Armani Lee arrived at the Sacramento County Jail with a fractured pelvis and other significant injuries. It was difficult and painful for him to walk. The jail did not provide Armani with suitable accommodations, such as a wheelchair. He was “constantly dizzy,” and fell, tripped, and lost his balance on many occasions. Armani is also diagnosed with serious mental illness, including bipolar disorder with a history of suicide attempts. On one occasion, the jail placed Armani in disciplinary isolation where he was not permitted to leave his cell for weeks—not even to shower. The jail also placed magnetic flaps over his tiny cell window, increasing his isolation and sensory deprivation. Armani began to experience severe anxiety, depression, and suicidal thoughts.

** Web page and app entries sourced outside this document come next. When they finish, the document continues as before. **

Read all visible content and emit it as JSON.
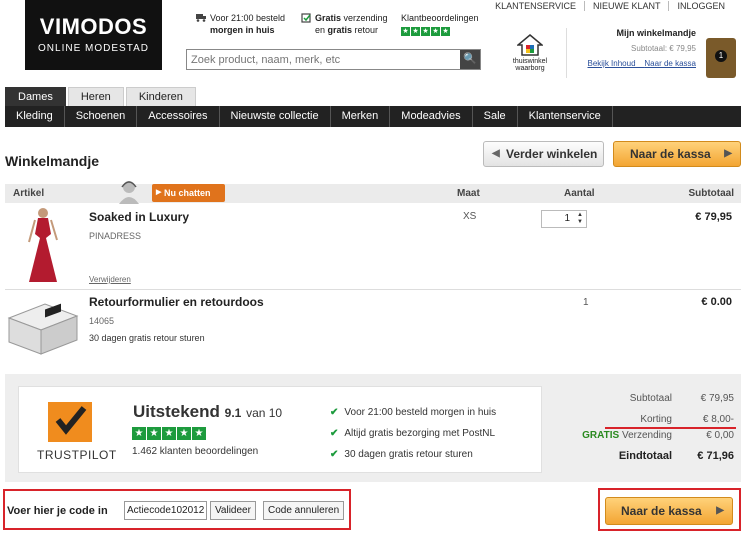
{
  "header": {
    "logo_main": "VIMODOS",
    "logo_sub": "ONLINE MODESTAD",
    "usp1_line1": "Voor 21:00 besteld",
    "usp1_line2": "morgen in huis",
    "usp2_bold": "Gratis",
    "usp2_rest": " verzending",
    "usp2_line2_pre": "en ",
    "usp2_line2_bold": "gratis",
    "usp2_line2_post": " retour",
    "usp3": "Klantbeoordelingen",
    "search_placeholder": "Zoek product, naam, merk, etc",
    "toplinks": [
      "KLANTENSERVICE",
      "NIEUWE KLANT",
      "INLOGGEN"
    ],
    "waarborg_line1": "thuiswinkel",
    "waarborg_line2": "waarborg",
    "cart_title": "Mijn winkelmandje",
    "cart_subtotal": "Subtotaal: € 79,95",
    "cart_link1": "Bekijk Inhoud",
    "cart_link2": "Naar de kassa",
    "cart_count": "1"
  },
  "gender_tabs": [
    "Dames",
    "Heren",
    "Kinderen"
  ],
  "nav": [
    "Kleding",
    "Schoenen",
    "Accessoires",
    "Nieuwste collectie",
    "Merken",
    "Modeadvies",
    "Sale",
    "Klantenservice"
  ],
  "page": {
    "title": "Winkelmandje",
    "continue_btn": "Verder winkelen",
    "checkout_btn": "Naar de kassa"
  },
  "table": {
    "headers": {
      "artikel": "Artikel",
      "maat": "Maat",
      "aantal": "Aantal",
      "subtotaal": "Subtotaal"
    },
    "chat_btn": "Nu chatten",
    "rows": [
      {
        "name": "Soaked in Luxury",
        "sub": "PINADRESS",
        "size": "XS",
        "qty": "1",
        "price": "€ 79,95",
        "remove": "Verwijderen"
      },
      {
        "name": "Retourformulier en retourdoos",
        "sub": "14065",
        "note": "30 dagen gratis retour sturen",
        "size": "",
        "qty": "1",
        "price": "€ 0.00"
      }
    ]
  },
  "trustpilot": {
    "brand": "TRUSTPILOT",
    "rating_word": "Uitstekend",
    "score": "9.1",
    "score_suffix": "van 10",
    "reviews": "1.462 klanten beoordelingen"
  },
  "benefits": [
    "Voor 21:00 besteld morgen in huis",
    "Altijd gratis bezorging met PostNL",
    "30 dagen gratis retour sturen"
  ],
  "totals": {
    "subtotal_label": "Subtotaal",
    "subtotal_value": "€ 79,95",
    "discount_label": "Korting",
    "discount_value": "€ 8,00-",
    "shipping_green": "GRATIS",
    "shipping_label": " Verzending",
    "shipping_value": "€ 0,00",
    "final_label": "Eindtotaal",
    "final_value": "€ 71,96"
  },
  "coupon": {
    "label": "Voer hier je code in",
    "value": "Actiecode102012",
    "apply": "Valideer",
    "cancel": "Code annuleren"
  },
  "colors": {
    "accent_orange": "#f3a533",
    "highlight_red": "#d8232a",
    "trust_green": "#1d9b3d"
  }
}
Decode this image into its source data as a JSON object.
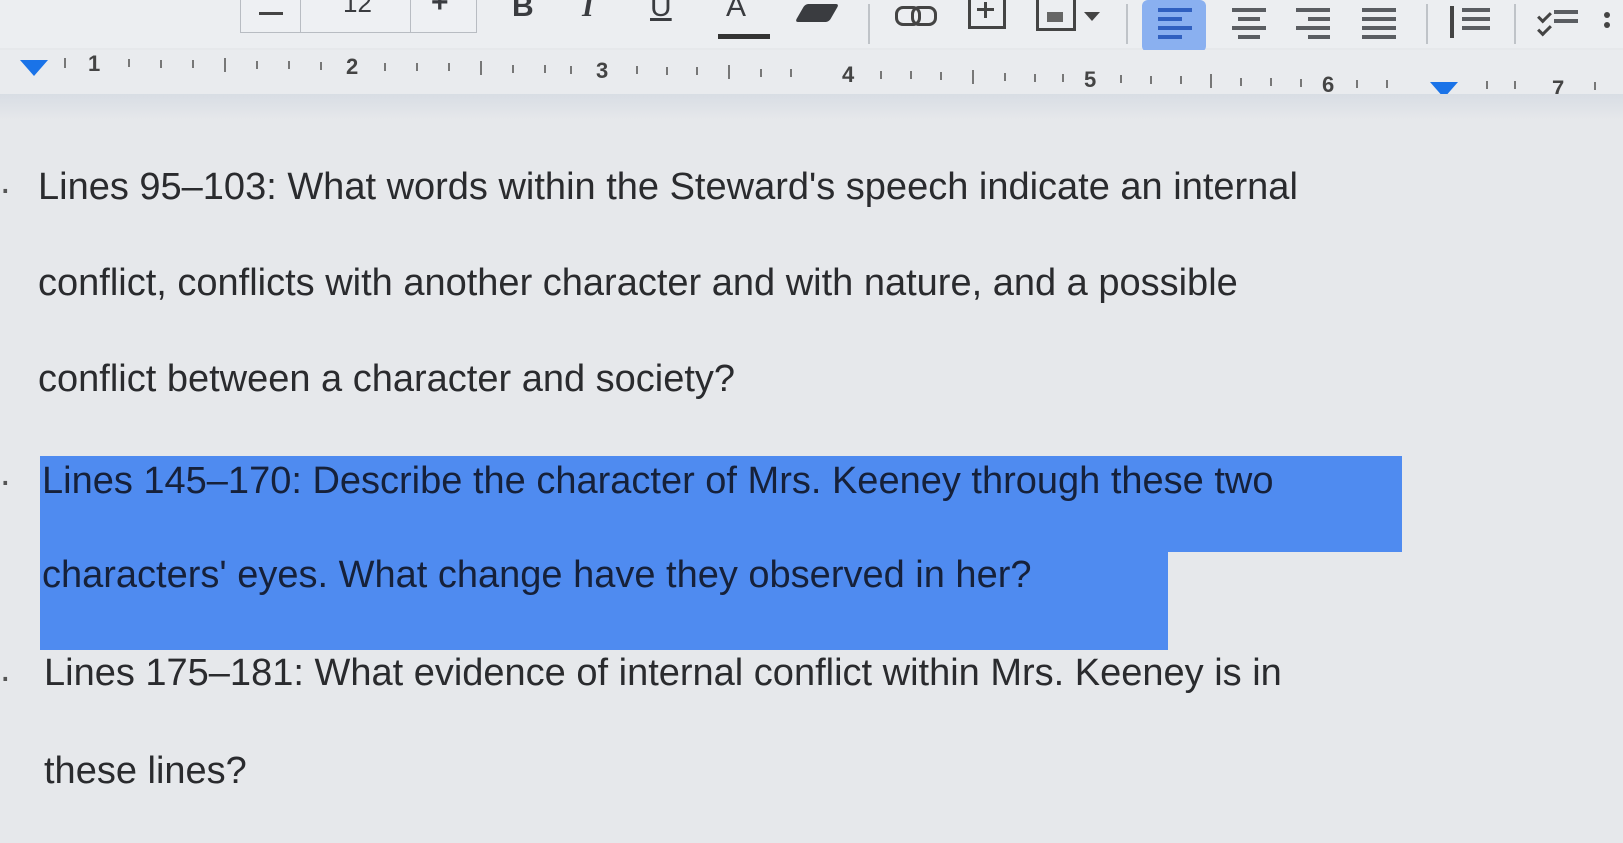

- Settlement Approved in Sacramento County Jail Class Action to Ensure Better Treatment of People with Disabilities and Reform Solitary Confinement Practices – 1/14/20
- Settlement Reached in Sacramento County Regarding Jail Class Action – 6/20/19
- Civil Rights Groups Challenge Unconstitutional Use of Solitary Confinement, Denial of Mental Health Care in Sacramento County Jails - 02/12/19
- Prisoners file federal class action lawsuit against Sacramento County - 7/31/18
- California jails use kinder approach to solitary confinement - Los Angeles Times 12/26/19
- Behind bars but free from copays - Sacramento News & Review - 10/24/19
- County failures, not state reforms, are killing people in California jails - The Appeal - 7/16/19
- Inmate advocates, Sacramento County settle lawsuit over ‘inhumane’ jail conditions - The Sacramento Bee - 6/21/19
- California’s jails are so bad some inmates beg to go to prison instead - 5/23/19 The Los Angeles Times
- $89M expansion set for Sacramento County jail. Here's why the need is called 'critical' - 4/26/19 The Sacramento Bee
- Who Begs To Go To Prison? California Jail Inmates - 4/23/19 The Marshall Project
- Here is what lawsuit claims is inhumane at Sacramento jail - The Sacramento Bee - 2/14/19
- ‘Punished for trying to kill myself’: Lawyers ask to halt solitary at Sacramento jail - The Sacramento Bee - 2/14/19
- Sacramento County Jail Lawsuit Ruled ‘Class Action’ by Federal Court - The Davis Vanguard 01/04/19
- Federal Judge Soon to Rule on Final Class Action Status of Sacramento County Jails Lawsuit - The Davis Vanguard 12/26/18
- Suicide cells - Sacramento News & Review 10/4/18
- ‘What happened to our brother?’ - Sacramento News & Review 8/30/18
- Sac Jails Slapped with Class Action Suit Charging Prisoners Subjected to ‘Inhumane and Degrading Conditions’ - The Davis Vanguard 8/1/18
- Inmate advocates sue Sacramento County over ‘dangerous, inhumane’ conditions inside jails - The Sacramento Bee 7/31/18